* Data provided:
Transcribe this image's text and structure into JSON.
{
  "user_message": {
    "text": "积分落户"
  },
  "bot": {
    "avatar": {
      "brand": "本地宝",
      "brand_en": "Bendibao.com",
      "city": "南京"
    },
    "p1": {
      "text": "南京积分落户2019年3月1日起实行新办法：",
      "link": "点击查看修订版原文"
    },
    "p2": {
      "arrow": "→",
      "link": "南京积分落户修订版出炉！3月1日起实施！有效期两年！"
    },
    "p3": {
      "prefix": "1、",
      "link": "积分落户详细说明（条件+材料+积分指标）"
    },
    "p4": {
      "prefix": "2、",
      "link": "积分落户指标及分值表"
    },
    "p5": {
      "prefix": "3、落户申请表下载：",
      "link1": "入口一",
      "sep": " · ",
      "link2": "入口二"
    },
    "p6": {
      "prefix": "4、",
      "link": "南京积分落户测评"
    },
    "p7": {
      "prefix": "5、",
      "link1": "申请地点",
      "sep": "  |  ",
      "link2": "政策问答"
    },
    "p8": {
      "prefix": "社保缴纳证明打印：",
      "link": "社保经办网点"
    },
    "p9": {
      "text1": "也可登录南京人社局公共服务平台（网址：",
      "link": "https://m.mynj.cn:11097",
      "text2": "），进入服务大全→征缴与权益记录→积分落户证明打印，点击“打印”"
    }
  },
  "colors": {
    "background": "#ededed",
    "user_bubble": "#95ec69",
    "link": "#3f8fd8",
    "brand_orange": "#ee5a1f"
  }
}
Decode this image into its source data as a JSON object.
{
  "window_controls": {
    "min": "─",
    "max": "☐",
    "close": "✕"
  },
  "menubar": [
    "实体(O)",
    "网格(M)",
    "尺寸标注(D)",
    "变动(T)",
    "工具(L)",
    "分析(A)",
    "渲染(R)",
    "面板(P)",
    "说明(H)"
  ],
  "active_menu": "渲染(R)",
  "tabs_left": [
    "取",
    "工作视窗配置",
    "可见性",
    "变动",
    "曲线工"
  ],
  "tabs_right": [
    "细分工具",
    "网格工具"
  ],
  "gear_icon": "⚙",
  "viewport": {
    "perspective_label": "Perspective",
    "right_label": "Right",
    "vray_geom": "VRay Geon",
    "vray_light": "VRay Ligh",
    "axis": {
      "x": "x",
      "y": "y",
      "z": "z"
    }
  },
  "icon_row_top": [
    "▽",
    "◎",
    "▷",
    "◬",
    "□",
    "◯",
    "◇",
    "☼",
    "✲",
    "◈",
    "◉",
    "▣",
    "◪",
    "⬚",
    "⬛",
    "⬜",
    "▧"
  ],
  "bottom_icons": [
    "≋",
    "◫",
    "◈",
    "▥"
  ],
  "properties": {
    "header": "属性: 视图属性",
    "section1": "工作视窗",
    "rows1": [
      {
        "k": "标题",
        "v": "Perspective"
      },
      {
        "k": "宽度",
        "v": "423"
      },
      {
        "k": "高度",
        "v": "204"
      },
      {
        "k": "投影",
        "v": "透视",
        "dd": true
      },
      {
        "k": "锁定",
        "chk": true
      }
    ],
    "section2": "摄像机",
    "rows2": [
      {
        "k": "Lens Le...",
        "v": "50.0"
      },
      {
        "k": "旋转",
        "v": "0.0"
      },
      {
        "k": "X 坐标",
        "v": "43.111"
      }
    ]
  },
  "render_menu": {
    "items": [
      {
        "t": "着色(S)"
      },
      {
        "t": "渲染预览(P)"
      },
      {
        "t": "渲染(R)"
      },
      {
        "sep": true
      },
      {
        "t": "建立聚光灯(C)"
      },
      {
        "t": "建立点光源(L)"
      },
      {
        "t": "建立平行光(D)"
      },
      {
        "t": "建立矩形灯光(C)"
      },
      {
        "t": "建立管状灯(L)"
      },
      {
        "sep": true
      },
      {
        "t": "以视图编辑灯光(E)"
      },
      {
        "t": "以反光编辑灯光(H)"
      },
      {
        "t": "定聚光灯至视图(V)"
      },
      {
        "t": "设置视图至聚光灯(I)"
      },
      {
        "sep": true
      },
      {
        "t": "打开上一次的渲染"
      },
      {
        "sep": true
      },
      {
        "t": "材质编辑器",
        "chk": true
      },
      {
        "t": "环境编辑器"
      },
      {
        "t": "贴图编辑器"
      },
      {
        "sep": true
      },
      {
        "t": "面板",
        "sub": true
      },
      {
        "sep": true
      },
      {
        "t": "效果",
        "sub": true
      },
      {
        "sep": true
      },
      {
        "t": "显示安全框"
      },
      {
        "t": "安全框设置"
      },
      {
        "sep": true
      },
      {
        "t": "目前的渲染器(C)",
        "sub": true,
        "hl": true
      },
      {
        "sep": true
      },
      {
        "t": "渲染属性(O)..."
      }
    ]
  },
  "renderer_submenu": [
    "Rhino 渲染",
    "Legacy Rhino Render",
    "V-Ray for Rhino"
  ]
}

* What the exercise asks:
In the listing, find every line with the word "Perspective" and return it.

* Solved exercise:
    "perspective_label": "Perspective",
        "v": "Perspective"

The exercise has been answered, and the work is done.